[Source data]
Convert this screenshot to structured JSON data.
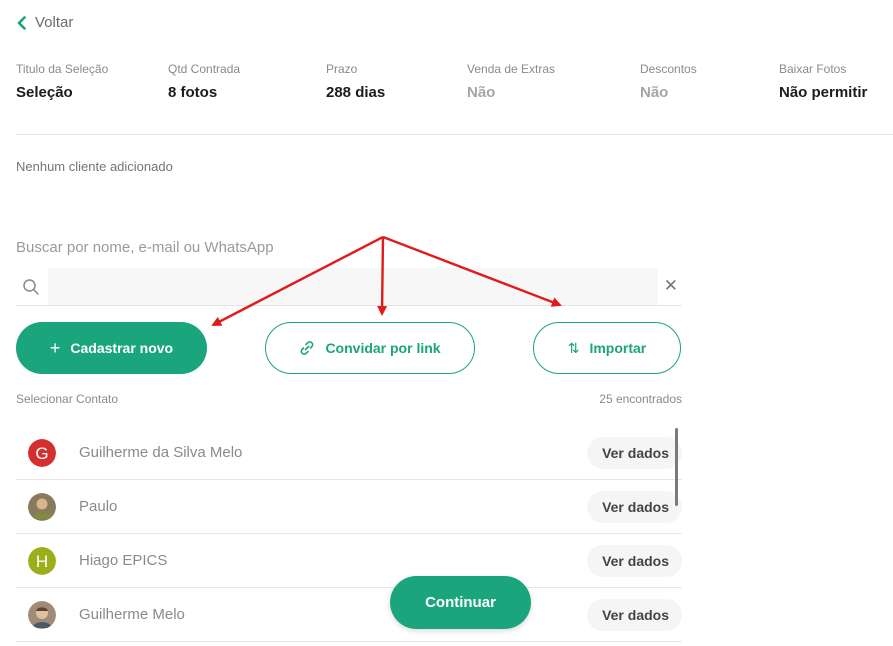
{
  "back": {
    "label": "Voltar"
  },
  "summary": [
    {
      "label": "Titulo da Seleção",
      "value": "Seleção",
      "muted": false
    },
    {
      "label": "Qtd Contrada",
      "value": "8 fotos",
      "muted": false
    },
    {
      "label": "Prazo",
      "value": "288 dias",
      "muted": false
    },
    {
      "label": "Venda de Extras",
      "value": "Não",
      "muted": true
    },
    {
      "label": "Descontos",
      "value": "Não",
      "muted": true
    },
    {
      "label": "Baixar Fotos",
      "value": "Não permitir",
      "muted": false
    }
  ],
  "clients": {
    "empty_text": "Nenhum cliente adicionado"
  },
  "search": {
    "label": "Buscar por nome, e-mail ou WhatsApp",
    "value": "",
    "placeholder": "",
    "clear_glyph": "✕"
  },
  "actions": {
    "register": {
      "label": "Cadastrar novo",
      "icon_glyph": "+"
    },
    "invite": {
      "label": "Convidar por link"
    },
    "import": {
      "label": "Importar",
      "icon_glyph": "⇅"
    }
  },
  "list": {
    "title": "Selecionar Contato",
    "count": "25 encontrados",
    "view_label": "Ver dados",
    "contacts": [
      {
        "name": "Guilherme da Silva Melo",
        "avatar": "letter",
        "initial": "G",
        "color": "#d32f2f"
      },
      {
        "name": "Paulo",
        "avatar": "photo",
        "initial": "",
        "color": "#8a7a5c"
      },
      {
        "name": "Hiago EPICS",
        "avatar": "letter",
        "initial": "H",
        "color": "#9cae1a"
      },
      {
        "name": "Guilherme Melo",
        "avatar": "photo",
        "initial": "",
        "color": "#a08a78"
      }
    ]
  },
  "continue": {
    "label": "Continuar"
  },
  "colors": {
    "accent": "#1aa57c",
    "annotation": "#e01b1b"
  }
}
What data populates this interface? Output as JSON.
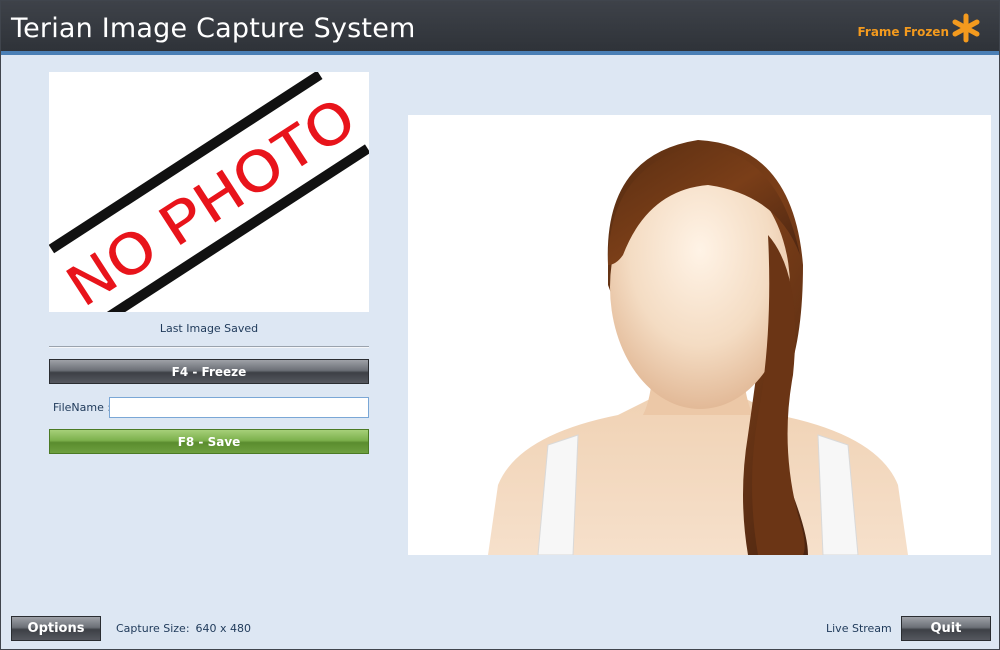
{
  "app": {
    "title": "Terian Image Capture System",
    "status": "Frame Frozen",
    "status_icon": "asterisk-icon",
    "accent_color": "#f39a1e"
  },
  "last_image": {
    "stamp_text": "NO PHOTO",
    "caption": "Last Image Saved"
  },
  "controls": {
    "freeze_label": "F4 - Freeze",
    "filename_label": "FileName :",
    "filename_value": "",
    "save_label": "F8 - Save"
  },
  "live_view": {
    "image": "placeholder-portrait-woman"
  },
  "footer": {
    "options_label": "Options",
    "capture_size_label": "Capture Size:",
    "capture_size_value": "640 x 480",
    "live_stream_label": "Live Stream",
    "quit_label": "Quit"
  }
}
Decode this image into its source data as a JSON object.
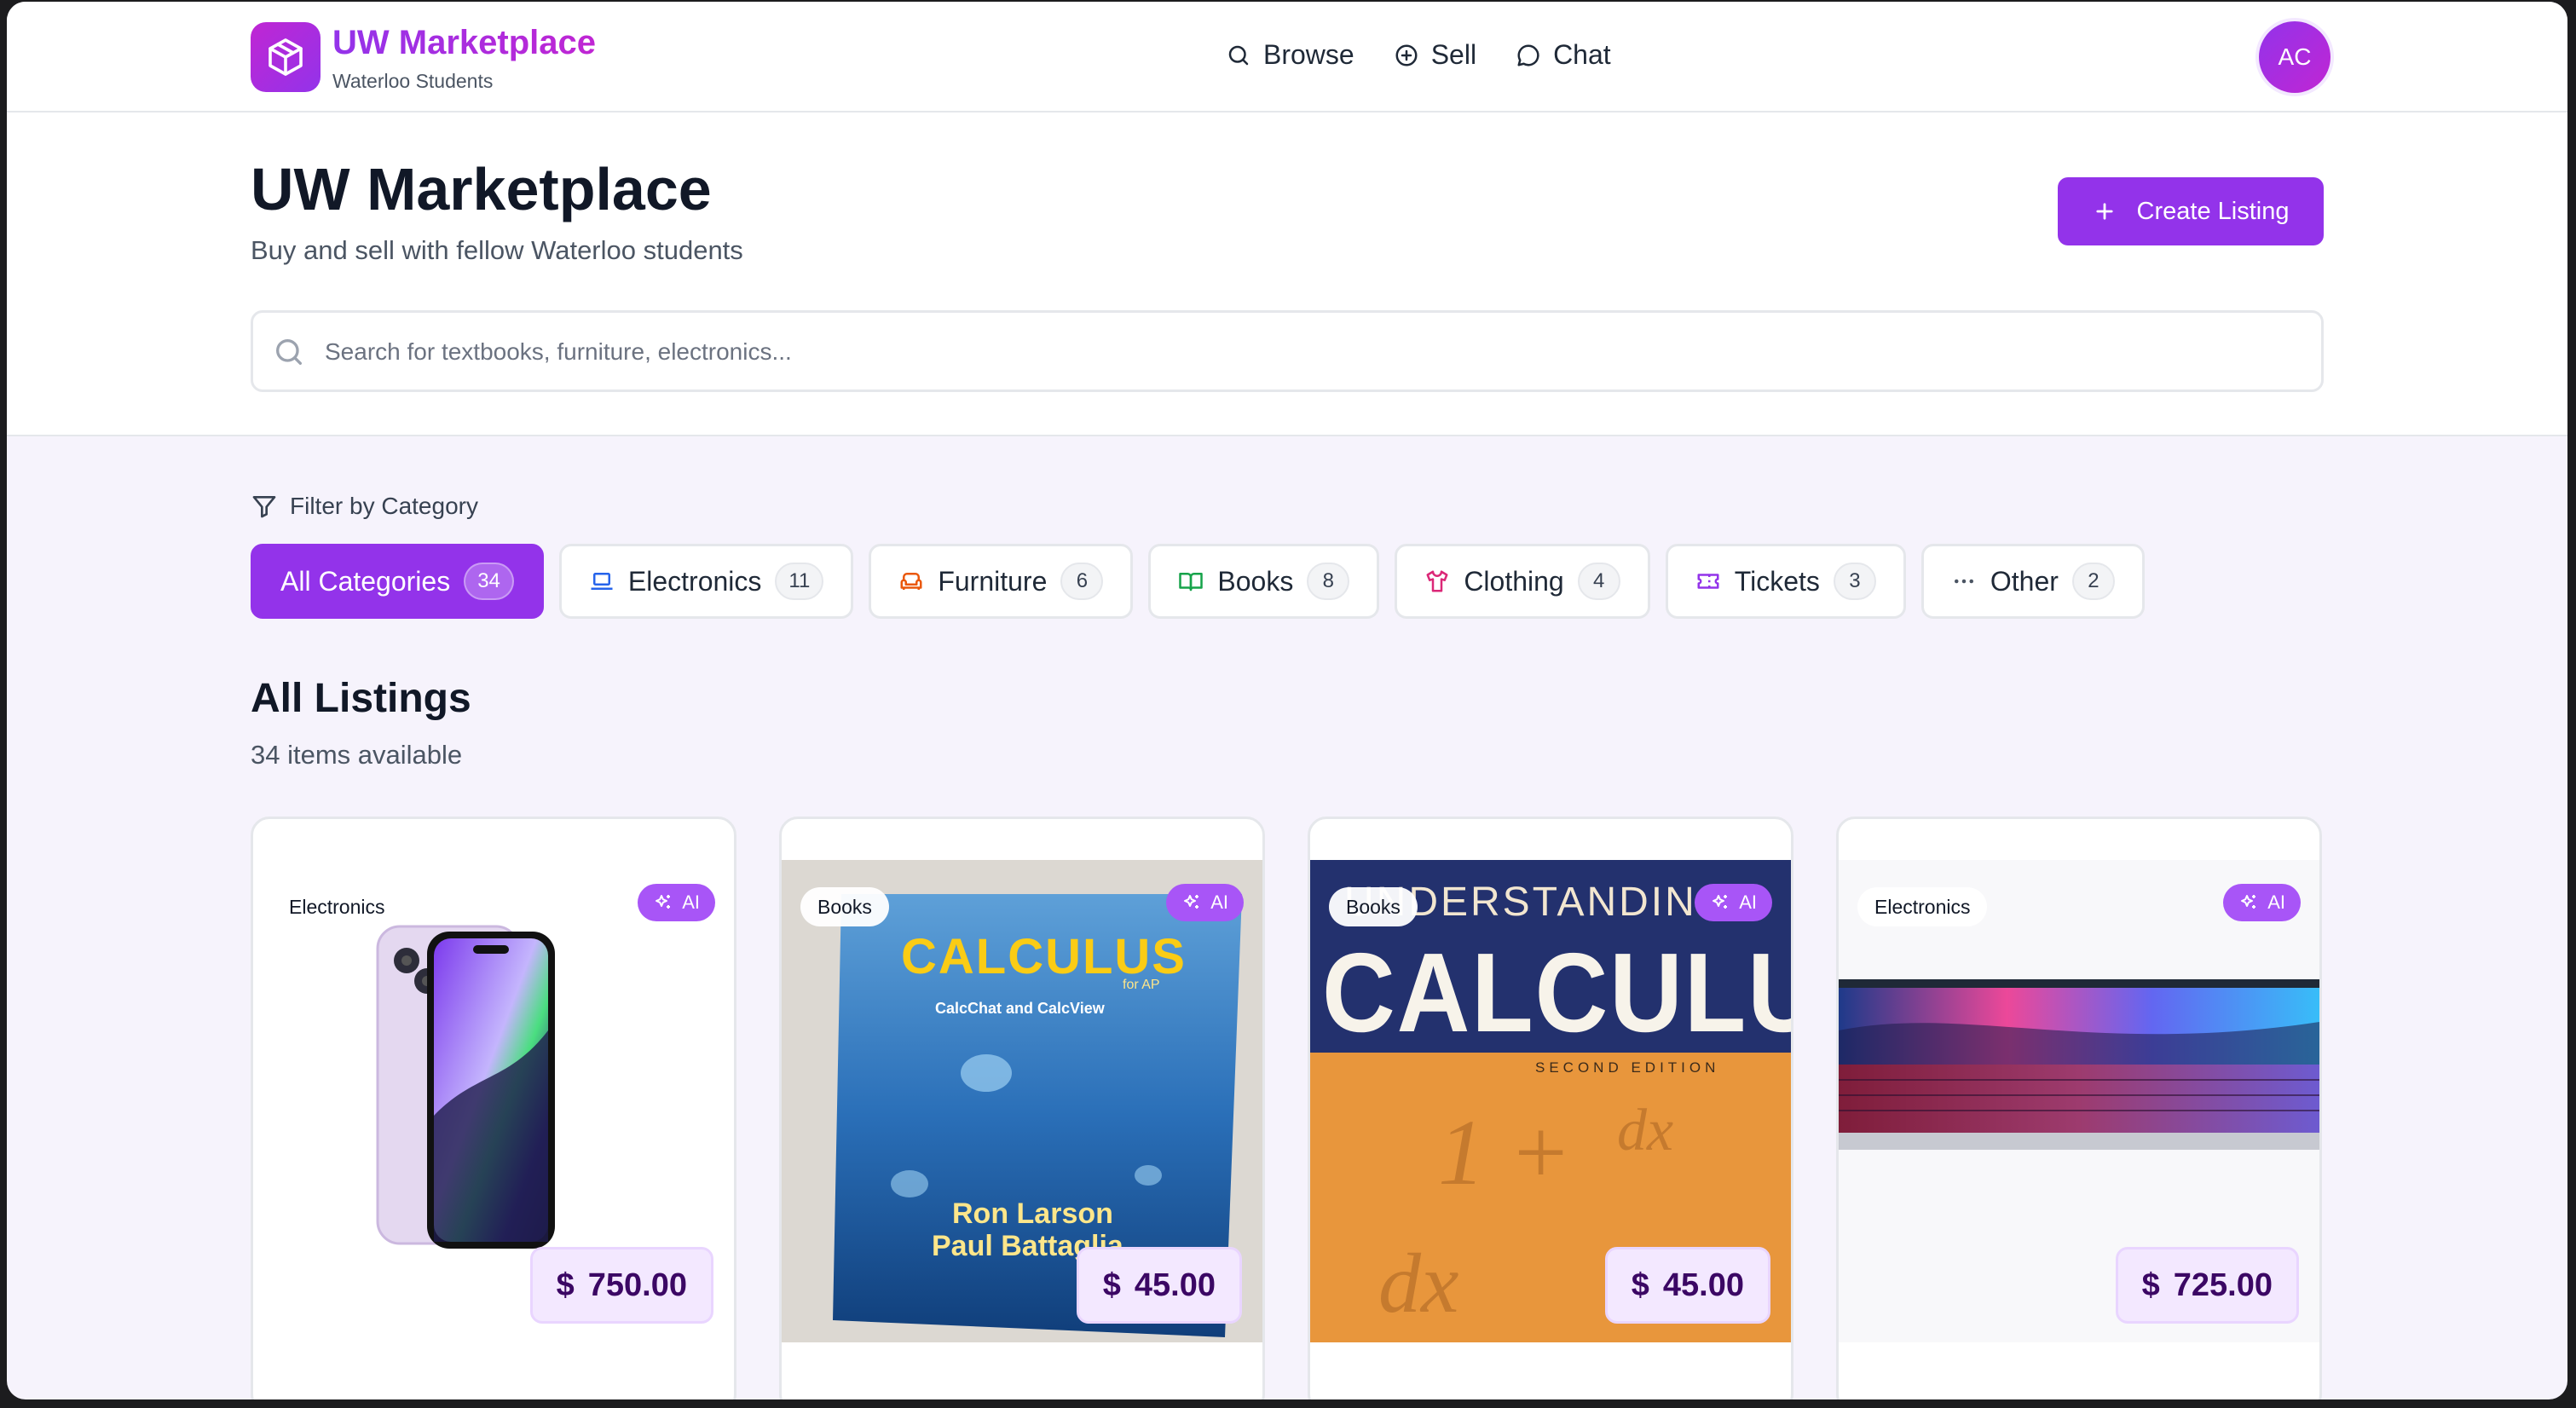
{
  "nav": {
    "brand_title": "UW Marketplace",
    "brand_subtitle": "Waterloo Students",
    "links": [
      {
        "label": "Browse",
        "icon": "search-icon"
      },
      {
        "label": "Sell",
        "icon": "plus-circle-icon"
      },
      {
        "label": "Chat",
        "icon": "chat-bubble-icon"
      }
    ],
    "avatar_initials": "AC"
  },
  "header": {
    "title": "UW Marketplace",
    "subtitle": "Buy and sell with fellow Waterloo students",
    "create_button": "Create Listing",
    "search_placeholder": "Search for textbooks, furniture, electronics..."
  },
  "filter": {
    "label": "Filter by Category",
    "categories": [
      {
        "label": "All Categories",
        "count": "34",
        "icon": "",
        "active": true
      },
      {
        "label": "Electronics",
        "count": "11",
        "icon": "laptop-icon",
        "color": "#2563eb"
      },
      {
        "label": "Furniture",
        "count": "6",
        "icon": "sofa-icon",
        "color": "#ea580c"
      },
      {
        "label": "Books",
        "count": "8",
        "icon": "book-open-icon",
        "color": "#16a34a"
      },
      {
        "label": "Clothing",
        "count": "4",
        "icon": "shirt-icon",
        "color": "#db2777"
      },
      {
        "label": "Tickets",
        "count": "3",
        "icon": "ticket-icon",
        "color": "#9333ea"
      },
      {
        "label": "Other",
        "count": "2",
        "icon": "more-horizontal-icon",
        "color": "#4b5563"
      }
    ]
  },
  "listings": {
    "title": "All Listings",
    "count_text": "34 items available",
    "ai_label": "AI",
    "currency_symbol": "$",
    "items": [
      {
        "category": "Electronics",
        "price": "750.00",
        "image": "iphone-image"
      },
      {
        "category": "Books",
        "price": "45.00",
        "image": "calculus-ap-book-image",
        "cover_title": "CALCULUS",
        "cover_sub": "for AP",
        "cover_mid": "CalcChat and CalcView",
        "cover_authors_1": "Ron Larson",
        "cover_authors_2": "Paul Battaglia"
      },
      {
        "category": "Books",
        "price": "45.00",
        "image": "understanding-calculus-book-image",
        "cover_top": "UNDERSTANDING",
        "cover_title": "CALCULUS",
        "cover_edition": "SECOND EDITION"
      },
      {
        "category": "Electronics",
        "price": "725.00",
        "image": "macbook-image"
      }
    ]
  },
  "colors": {
    "accent": "#9333ea",
    "accent_light": "#f3e8ff",
    "brand_gradient_end": "#c026d3"
  }
}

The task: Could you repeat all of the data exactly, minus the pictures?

Answer section:
Convert this screenshot to structured JSON data.
{
  "back": {
    "label": "Voltar"
  },
  "summary": [
    {
      "label": "Titulo da Seleção",
      "value": "Seleção",
      "muted": false
    },
    {
      "label": "Qtd Contrada",
      "value": "8 fotos",
      "muted": false
    },
    {
      "label": "Prazo",
      "value": "288 dias",
      "muted": false
    },
    {
      "label": "Venda de Extras",
      "value": "Não",
      "muted": true
    },
    {
      "label": "Descontos",
      "value": "Não",
      "muted": true
    },
    {
      "label": "Baixar Fotos",
      "value": "Não permitir",
      "muted": false
    }
  ],
  "clients": {
    "empty_text": "Nenhum cliente adicionado"
  },
  "search": {
    "label": "Buscar por nome, e-mail ou WhatsApp",
    "value": "",
    "placeholder": "",
    "clear_glyph": "✕"
  },
  "actions": {
    "register": {
      "label": "Cadastrar novo",
      "icon_glyph": "+"
    },
    "invite": {
      "label": "Convidar por link"
    },
    "import": {
      "label": "Importar",
      "icon_glyph": "⇅"
    }
  },
  "list": {
    "title": "Selecionar Contato",
    "count": "25 encontrados",
    "view_label": "Ver dados",
    "contacts": [
      {
        "name": "Guilherme da Silva Melo",
        "avatar": "letter",
        "initial": "G",
        "color": "#d32f2f"
      },
      {
        "name": "Paulo",
        "avatar": "photo",
        "initial": "",
        "color": "#8a7a5c"
      },
      {
        "name": "Hiago EPICS",
        "avatar": "letter",
        "initial": "H",
        "color": "#9cae1a"
      },
      {
        "name": "Guilherme Melo",
        "avatar": "photo",
        "initial": "",
        "color": "#a08a78"
      }
    ]
  },
  "continue": {
    "label": "Continuar"
  },
  "colors": {
    "accent": "#1aa57c",
    "annotation": "#e01b1b"
  }
}
What data populates this interface? Output as JSON.
{
  "app": {
    "title": "Terian Image Capture System",
    "status": "Frame Frozen",
    "status_icon": "asterisk-icon",
    "accent_color": "#f39a1e"
  },
  "last_image": {
    "stamp_text": "NO PHOTO",
    "caption": "Last Image Saved"
  },
  "controls": {
    "freeze_label": "F4 - Freeze",
    "filename_label": "FileName :",
    "filename_value": "",
    "save_label": "F8 - Save"
  },
  "live_view": {
    "image": "placeholder-portrait-woman"
  },
  "footer": {
    "options_label": "Options",
    "capture_size_label": "Capture Size:",
    "capture_size_value": "640 x 480",
    "live_stream_label": "Live Stream",
    "quit_label": "Quit"
  }
}
Decode this image into its source data as a JSON object.
{
  "nav": {
    "brand_title": "UW Marketplace",
    "brand_subtitle": "Waterloo Students",
    "links": [
      {
        "label": "Browse",
        "icon": "search-icon"
      },
      {
        "label": "Sell",
        "icon": "plus-circle-icon"
      },
      {
        "label": "Chat",
        "icon": "chat-bubble-icon"
      }
    ],
    "avatar_initials": "AC"
  },
  "header": {
    "title": "UW Marketplace",
    "subtitle": "Buy and sell with fellow Waterloo students",
    "create_button": "Create Listing",
    "search_placeholder": "Search for textbooks, furniture, electronics..."
  },
  "filter": {
    "label": "Filter by Category",
    "categories": [
      {
        "label": "All Categories",
        "count": "34",
        "icon": "",
        "active": true
      },
      {
        "label": "Electronics",
        "count": "11",
        "icon": "laptop-icon",
        "color": "#2563eb"
      },
      {
        "label": "Furniture",
        "count": "6",
        "icon": "sofa-icon",
        "color": "#ea580c"
      },
      {
        "label": "Books",
        "count": "8",
        "icon": "book-open-icon",
        "color": "#16a34a"
      },
      {
        "label": "Clothing",
        "count": "4",
        "icon": "shirt-icon",
        "color": "#db2777"
      },
      {
        "label": "Tickets",
        "count": "3",
        "icon": "ticket-icon",
        "color": "#9333ea"
      },
      {
        "label": "Other",
        "count": "2",
        "icon": "more-horizontal-icon",
        "color": "#4b5563"
      }
    ]
  },
  "listings": {
    "title": "All Listings",
    "count_text": "34 items available",
    "ai_label": "AI",
    "currency_symbol": "$",
    "items": [
      {
        "category": "Electronics",
        "price": "750.00",
        "image": "iphone-image"
      },
      {
        "category": "Books",
        "price": "45.00",
        "image": "calculus-ap-book-image",
        "cover_title": "CALCULUS",
        "cover_sub": "for AP",
        "cover_mid": "CalcChat and CalcView",
        "cover_authors_1": "Ron Larson",
        "cover_authors_2": "Paul Battaglia"
      },
      {
        "category": "Books",
        "price": "45.00",
        "image": "understanding-calculus-book-image",
        "cover_top": "UNDERSTANDING",
        "cover_title": "CALCULUS",
        "cover_edition": "SECOND EDITION"
      },
      {
        "category": "Electronics",
        "price": "725.00",
        "image": "macbook-image"
      }
    ]
  },
  "colors": {
    "accent": "#9333ea",
    "accent_light": "#f3e8ff",
    "brand_gradient_end": "#c026d3"
  }
}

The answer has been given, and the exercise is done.